◆ WHAT THIS TASK INVOLVES: A faithful copy of all the data is the goal; omit the pictures.
== GIVEN INFORMATION
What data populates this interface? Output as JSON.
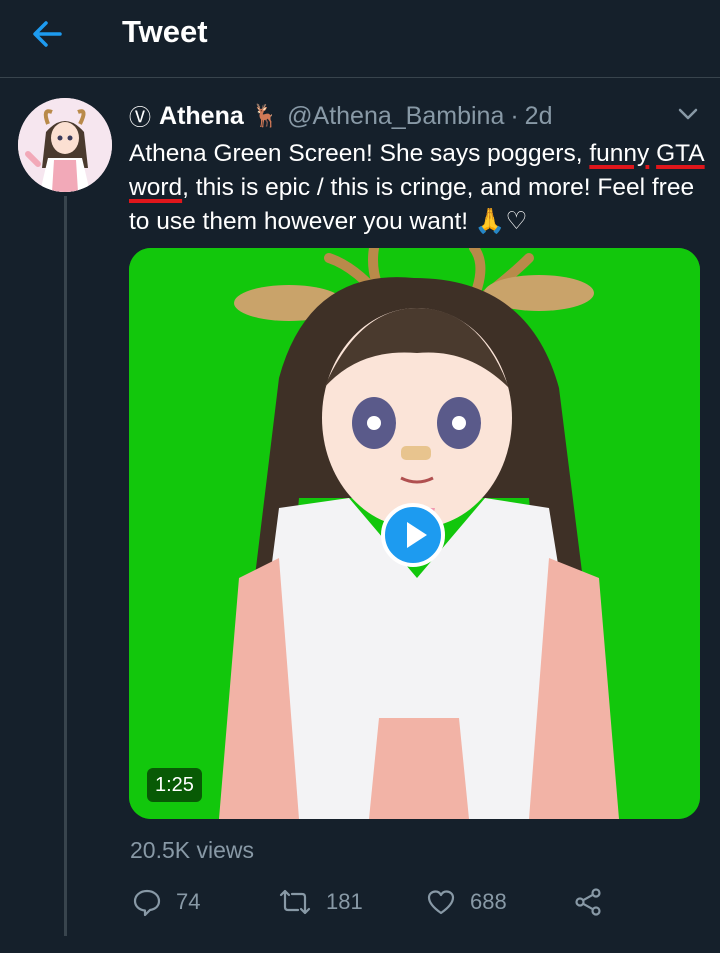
{
  "header": {
    "back_icon": "arrow-left-icon",
    "title": "Tweet"
  },
  "tweet": {
    "avatar_icon": "anime-avatar",
    "verified_glyph": "Ⓥ",
    "display_name": "Athena",
    "name_emoji": "🦌",
    "handle": "@Athena_Bambina",
    "separator": "·",
    "time": "2d",
    "text": {
      "part1": "Athena Green Screen! She says poggers, ",
      "underlined1": "funny",
      "space": " ",
      "underlined2": "GTA word",
      "part2": ", this is epic / this is cringe, and more! Feel free to use them however you want! 🙏♡"
    },
    "media": {
      "background_color": "#12c70c",
      "duration": "1:25",
      "play_icon": "play-icon"
    },
    "views": "20.5K views",
    "actions": {
      "reply_count": "74",
      "retweet_count": "181",
      "like_count": "688"
    }
  },
  "colors": {
    "background": "#15202b",
    "accent": "#1d9bf0",
    "secondary_text": "#8899a6",
    "underline_red": "#e0161b"
  }
}
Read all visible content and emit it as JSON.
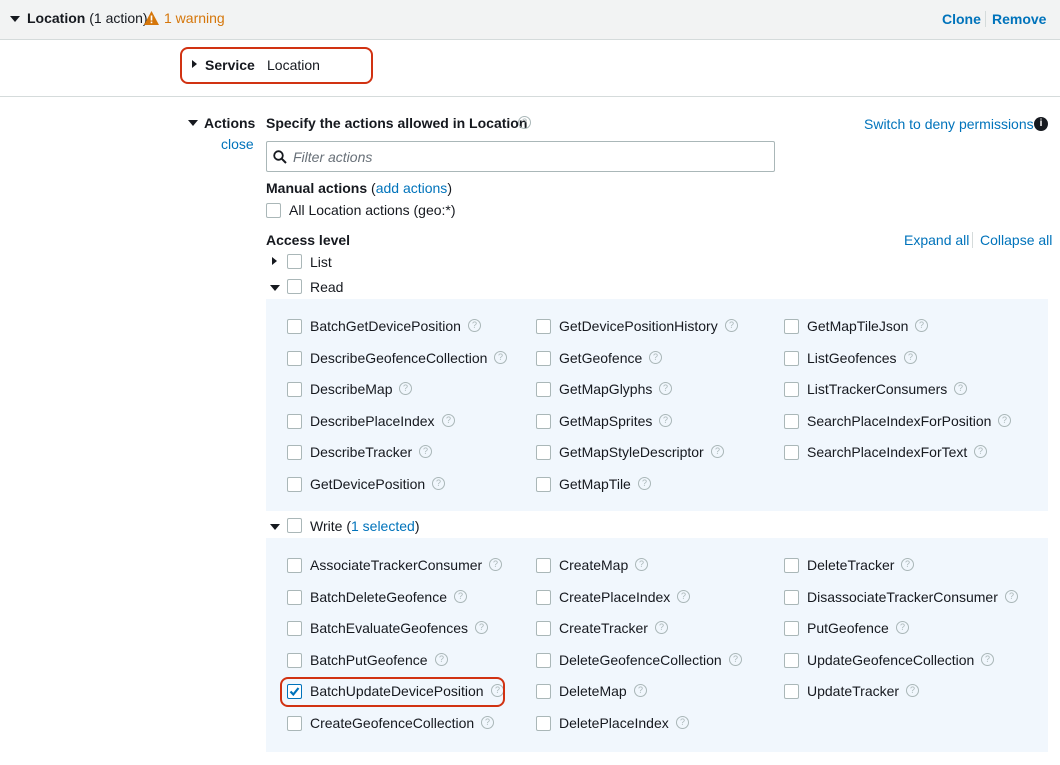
{
  "header": {
    "title": "Location",
    "action_count": "(1 action)",
    "warning": "1 warning",
    "clone_label": "Clone",
    "remove_label": "Remove"
  },
  "service": {
    "label": "Service",
    "value": "Location"
  },
  "actions": {
    "label": "Actions",
    "close_label": "close",
    "heading": "Specify the actions allowed in Location",
    "switch_label": "Switch to deny permissions",
    "filter_placeholder": "Filter actions",
    "manual_label": "Manual actions",
    "manual_paren_open": "(",
    "add_actions_label": "add actions",
    "manual_paren_close": ")",
    "all_actions_label": "All Location actions (geo:*)",
    "access_level_label": "Access level",
    "expand_all_label": "Expand all",
    "collapse_all_label": "Collapse all"
  },
  "groups": {
    "list": {
      "label": "List"
    },
    "read": {
      "label": "Read",
      "items": [
        "BatchGetDevicePosition",
        "GetDevicePositionHistory",
        "GetMapTileJson",
        "DescribeGeofenceCollection",
        "GetGeofence",
        "ListGeofences",
        "DescribeMap",
        "GetMapGlyphs",
        "ListTrackerConsumers",
        "DescribePlaceIndex",
        "GetMapSprites",
        "SearchPlaceIndexForPosition",
        "DescribeTracker",
        "GetMapStyleDescriptor",
        "SearchPlaceIndexForText",
        "GetDevicePosition",
        "GetMapTile"
      ]
    },
    "write": {
      "label": "Write",
      "paren_open": "(",
      "selected_label": "1 selected",
      "paren_close": ")",
      "items": [
        "AssociateTrackerConsumer",
        "CreateMap",
        "DeleteTracker",
        "BatchDeleteGeofence",
        "CreatePlaceIndex",
        "DisassociateTrackerConsumer",
        "BatchEvaluateGeofences",
        "CreateTracker",
        "PutGeofence",
        "BatchPutGeofence",
        "DeleteGeofenceCollection",
        "UpdateGeofenceCollection",
        "BatchUpdateDevicePosition",
        "DeleteMap",
        "UpdateTracker",
        "CreateGeofenceCollection",
        "DeletePlaceIndex"
      ],
      "checked": [
        "BatchUpdateDevicePosition"
      ]
    }
  },
  "help_glyph": "?",
  "info_glyph": "i",
  "colors": {
    "link": "#0073bb",
    "warning": "#d5760a",
    "highlight": "#d13212",
    "panel": "#f1f7fd"
  }
}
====
◆ TASK SOLUTION:
What data populates this interface? Output as JSON.
{
  "header": {
    "back_icon": "arrow-left-icon",
    "title": "Tweet"
  },
  "tweet": {
    "avatar_icon": "anime-avatar",
    "verified_glyph": "Ⓥ",
    "display_name": "Athena",
    "name_emoji": "🦌",
    "handle": "@Athena_Bambina",
    "separator": "·",
    "time": "2d",
    "text": {
      "part1": "Athena Green Screen! She says poggers, ",
      "underlined1": "funny",
      "space": " ",
      "underlined2": "GTA word",
      "part2": ", this is epic / this is cringe, and more! Feel free to use them however you want! 🙏♡"
    },
    "media": {
      "background_color": "#12c70c",
      "duration": "1:25",
      "play_icon": "play-icon"
    },
    "views": "20.5K views",
    "actions": {
      "reply_count": "74",
      "retweet_count": "181",
      "like_count": "688"
    }
  },
  "colors": {
    "background": "#15202b",
    "accent": "#1d9bf0",
    "secondary_text": "#8899a6",
    "underline_red": "#e0161b"
  }
}
Read all visible content and emit it as JSON.
{
  "header": {
    "title": "Location",
    "action_count": "(1 action)",
    "warning": "1 warning",
    "clone_label": "Clone",
    "remove_label": "Remove"
  },
  "service": {
    "label": "Service",
    "value": "Location"
  },
  "actions": {
    "label": "Actions",
    "close_label": "close",
    "heading": "Specify the actions allowed in Location",
    "switch_label": "Switch to deny permissions",
    "filter_placeholder": "Filter actions",
    "manual_label": "Manual actions",
    "manual_paren_open": "(",
    "add_actions_label": "add actions",
    "manual_paren_close": ")",
    "all_actions_label": "All Location actions (geo:*)",
    "access_level_label": "Access level",
    "expand_all_label": "Expand all",
    "collapse_all_label": "Collapse all"
  },
  "groups": {
    "list": {
      "label": "List"
    },
    "read": {
      "label": "Read",
      "items": [
        "BatchGetDevicePosition",
        "GetDevicePositionHistory",
        "GetMapTileJson",
        "DescribeGeofenceCollection",
        "GetGeofence",
        "ListGeofences",
        "DescribeMap",
        "GetMapGlyphs",
        "ListTrackerConsumers",
        "DescribePlaceIndex",
        "GetMapSprites",
        "SearchPlaceIndexForPosition",
        "DescribeTracker",
        "GetMapStyleDescriptor",
        "SearchPlaceIndexForText",
        "GetDevicePosition",
        "GetMapTile"
      ]
    },
    "write": {
      "label": "Write",
      "paren_open": "(",
      "selected_label": "1 selected",
      "paren_close": ")",
      "items": [
        "AssociateTrackerConsumer",
        "CreateMap",
        "DeleteTracker",
        "BatchDeleteGeofence",
        "CreatePlaceIndex",
        "DisassociateTrackerConsumer",
        "BatchEvaluateGeofences",
        "CreateTracker",
        "PutGeofence",
        "BatchPutGeofence",
        "DeleteGeofenceCollection",
        "UpdateGeofenceCollection",
        "BatchUpdateDevicePosition",
        "DeleteMap",
        "UpdateTracker",
        "CreateGeofenceCollection",
        "DeletePlaceIndex"
      ],
      "checked": [
        "BatchUpdateDevicePosition"
      ]
    }
  },
  "help_glyph": "?",
  "info_glyph": "i",
  "colors": {
    "link": "#0073bb",
    "warning": "#d5760a",
    "highlight": "#d13212",
    "panel": "#f1f7fd"
  }
}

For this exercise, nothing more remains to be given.